Statistically, that should show an improvement in Commercial Kentucky’s numbers next quarter, removing 130,000 square feet from the vacancy column.
On the other hand, [a] it’s Class B office space; and [b] it’s owner-occupied space, so it won’t enter into Commercial Kentucky’s calculations as newly absorbed downtown space, anyway.
The other shoe remaining to be dropped is where the Humana employees will come from to fill these 130,000 square feet.
“One hopes,” says Scherer, “that given the state of healthcare today, Humana is feeling more comfortable than it was a couple of years ago and will use that building to create new jobs.”
On the other hand, if Humana keeps playing musical chairs, moving employees out of other Louisville facilities and downsizing in those buildings, the net effect will be negative in Commercial Kentucky’s statistical evaluations.
But that won’t happen until the third quarter.
Also in the third quarter, the Nucleus building on East Market Street (officially the Nucleus: Kentucky’s Life Sciences and Innovation Center), may finally come into inventory. Remember, the facility – planned for an August completion – halted its plans until it could secure some New Markets Tax Credits, which it must settle before taking its certificate of occupancy.
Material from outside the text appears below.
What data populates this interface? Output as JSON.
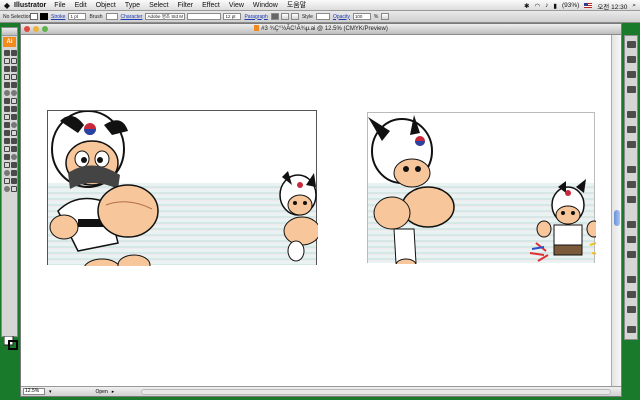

“If they indeed settle the tax credits issue and open in the fall, those 195,000 square feet of new inventory will more than offset the reduction in inventory caused by Humana’s purchase of the 515 building,” Scherer notes.
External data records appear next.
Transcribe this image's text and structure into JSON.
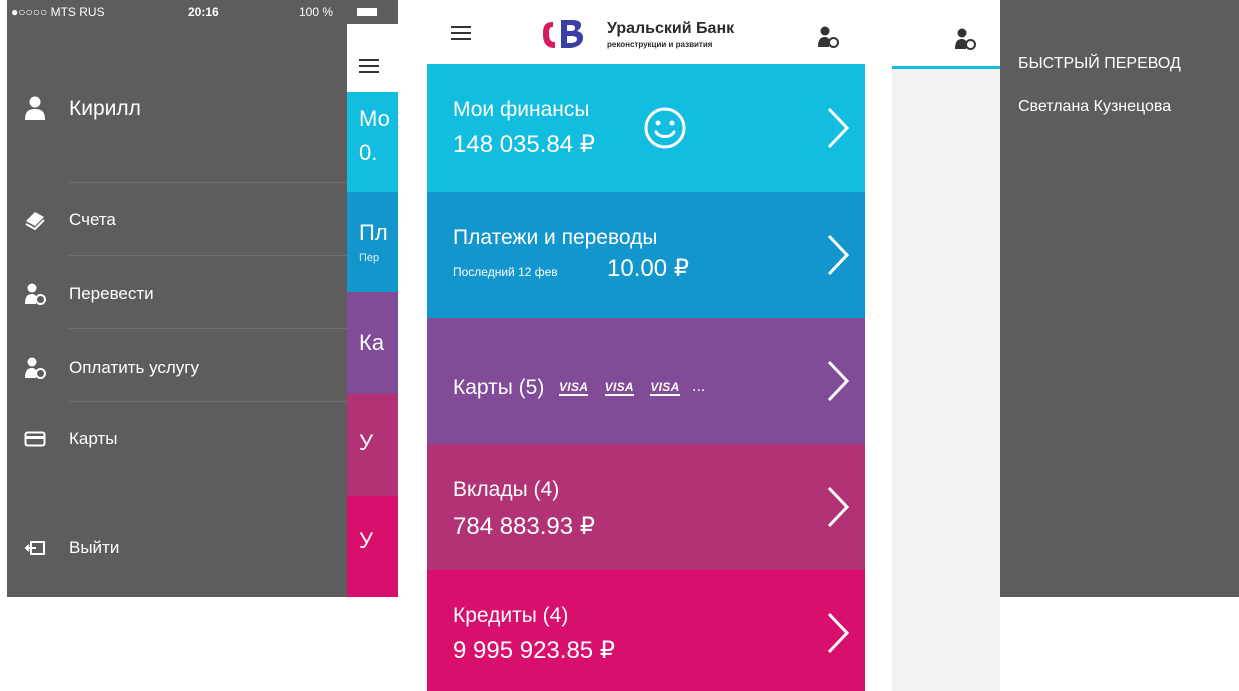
{
  "left_screen": {
    "status_bar": {
      "carrier": "●○○○○ MTS RUS",
      "time": "20:16",
      "battery": "100 %"
    },
    "user_name": "Кирилл",
    "menu": [
      {
        "label": "Счета",
        "icon": "accounts-icon"
      },
      {
        "label": "Перевести",
        "icon": "transfer-user-icon"
      },
      {
        "label": "Оплатить услугу",
        "icon": "pay-service-user-icon"
      },
      {
        "label": "Карты",
        "icon": "card-icon"
      }
    ],
    "logout_label": "Выйти",
    "peek": {
      "band1_line1": "Мо",
      "band1_line2": "0.",
      "band2_line1": "Пл",
      "band2_line2": "Пер",
      "band3_line1": "Ка",
      "band4_line1": "У",
      "band5_line1": "У"
    }
  },
  "center_screen": {
    "bank_name": "Уральский Банк",
    "bank_subtitle": "реконструкции и развития",
    "logo_letters": "UB",
    "sections": [
      {
        "title": "Мои финансы",
        "amount": "148 035.84 ₽",
        "color": "#12bde0",
        "icon": "smiley-icon"
      },
      {
        "title": "Платежи и переводы",
        "last_prefix": "Последний 12 фев",
        "last_amount": "10.00 ₽",
        "color": "#1296cc"
      },
      {
        "title": "Карты (5)",
        "visa": [
          "VISA",
          "VISA",
          "VISA"
        ],
        "more": "...",
        "color": "#814b97"
      },
      {
        "title": "Вклады (4)",
        "amount": "784 883.93 ₽",
        "color": "#b23276"
      },
      {
        "title": "Кредиты (4)",
        "amount": "9 995 923.85 ₽",
        "color": "#d90f6e"
      }
    ]
  },
  "right_screen": {
    "panel_title": "БЫСТРЫЙ ПЕРЕВОД",
    "recipient": "Светлана Кузнецова"
  },
  "colors": {
    "drawer_bg": "#5d5d5d",
    "accent_tab": "#12bde0"
  }
}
On the other hand, if their ongoing negotiations for tenants prove successful – and Nucleus president and CEO Vickie Yates Brown recently said they’re quite promising – that will indeed help the overall picture.
The overall picture is better in the suburbs. Those numbers have long represented a much more hopeful view of Louisville’s commercial office market strength. Once again this quarter, the suburban Class A vacancy rate dropped to 7.8 percent, from 9.4 percent.
Strong leasing activity in the quarter showed 242,900 square feet of newly occupied space, though more than half of that was Humana’s taking 144,000 square feet in the Forum Office Park on North Hurstbourne Parkway.
That’s the good news.
The bad news, says Scherer, is there’s little space left in the suburbs for growth to occur. There’s certainly no 144,000-square-foot property around – until the music starts and maybe Humana vacates some of that office space for the 515 building.
“There’s a lack of large blocks of space in the suburbs – say 50,000 square feet of contiguous space – and that can’t be rectified unless there’s new construction.”
Which there isn’t.
The only new construction right now is the 700 North property at ShelbyHurst, which won’t be completed until 2014. Ground was just broken last month on the University of Louisville/NTS Corp. joint venture at Shelbyville Road and Hurstbourne Parkway, a companion to the 600 North building at what is now called the University of Louisville Foundation’s Office and Research Park (formerly U of L’s Shelby Campus).
But Scherer points out that the 600 North building, while now 95 percent occupied, was mostly filled by companies moving from other leased space, other than Churchill Downs, which relocated from its own facility.
If 700 North is also filled with a bunch of relocations, vacancies will show up elsewhere even as space fills up here.
The only real progress, says Scherer, would be for new tenants from out of town to begin looking at Louisville as potential headquarters space.
“I hope somebody’s having these discussions,” he said, echoing something an impassioned John Lenihan told us a couple of months ago. “I think there are opportunities, for example, to present the case to some of these companies that have opened fulfillment centers here recently.
“The costs of living and doing business here are very attractive, especially compared to California or New York. The lifestyle here compares favorably to those places, too.”
But – and this one always come up! – Scherer says that until we’re more than a connecting flight to the country’s major markets, we’ll never be able to sell ourselves effectively as a big market that company executives would want to move to.